When the concentration of particles grows large, particle-particle interactions become important. In order to capture these, we fully resolve the particles interacting with the fluid by tracking each individual particle, evaluating the fluid no-slip condition at the particle surface, and accounting for all the forces acting on the particle. Such simulations typically use grid resolutions of 10-20 grid cells per particle diameter to resolve the flow and are thus limited in scope to domains whose dimensions measure only tens to hundreds of diameters in length. However, the idea is to use grain-resolved simulations to develop better models of sediment transport to be used in larger-scale simulations.
In order to fully resolve the flow around each particle, we employ an immersed boundary method (IBM). This method solves the Navier-Stokes equations everywhere in the domain, including nearby the particles. In this way, we evaluate the fluid forces and moments acting on each particle, and then solve the equations of motion for each particle to advance the particle locations and velocities in time. We account for both lubrication and contact forces acting on the particles. Here the lubrication force accounts for any short-range hydrodynamic forces that are unresolved by the fluid grid, and it is evaluated based on existing scaling laws. The contact forces are composed of components normal and tangential to the particle surface, which act at the point of contact between the two particles so that the resulting force and torque on the particles can be evaluated. A nonlinear spring-dashpot model is used for the normal contact force, where the stiffness and damping coefficients are adaptively calibrated for every collision. A linear spring-dashpot model is used for the tangential contact force. Similarly to the normal coefficients, the tangential coefficients of stiffness and damping are also adaptively calibrated.
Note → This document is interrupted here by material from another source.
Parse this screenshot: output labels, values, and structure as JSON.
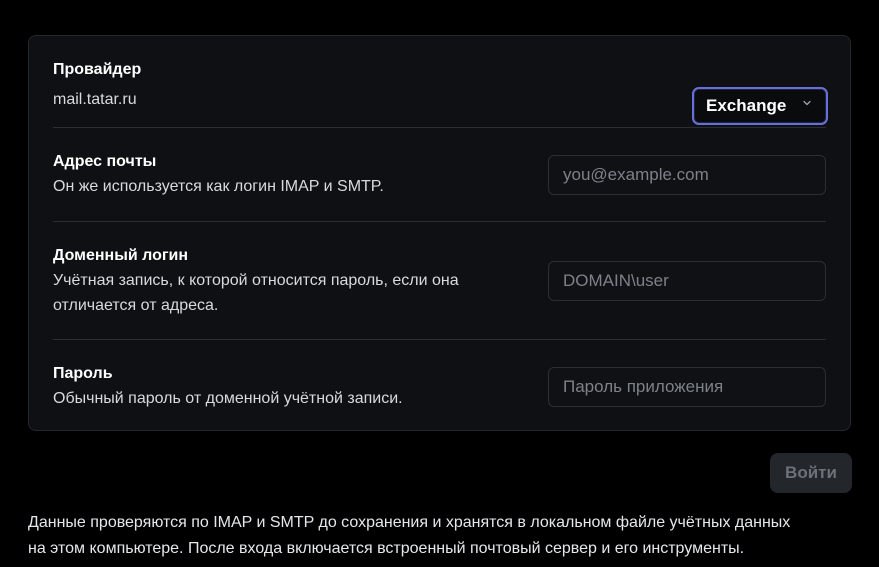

Figure 1 shows a representative pressure driven flow over a dense sediment bed. The left frame shows an instantaneous slice through the domain, the colorscale illustrating streamwise fluid velocity and the grayscale illustrating particle velocity. The right frame shows the time-and-space-averaged streamwise velocity of the fluid and particles.
Figure 2 shows the shearing of dense suspensions. The colorbar indicates the streamwise velocity of particles. Shown are instantaneous snapshots for (a) Re = 10 and volume fraction 0.42 (b) Re = 10 and volume fraction 0.52 (c) Re = 40 and volume fraction 0.54.
To date, we have published a first journal paper:
Biegert, E., Vowinckel, B. and Meiburg, E. 2017 A collision model for grain-resolving simulations of flows over dense, mobile, polydisperse granular sediment beds. J. Computational Physics 340, 105-127.
A second journal publication has been submitted, and two more are currently in preparation.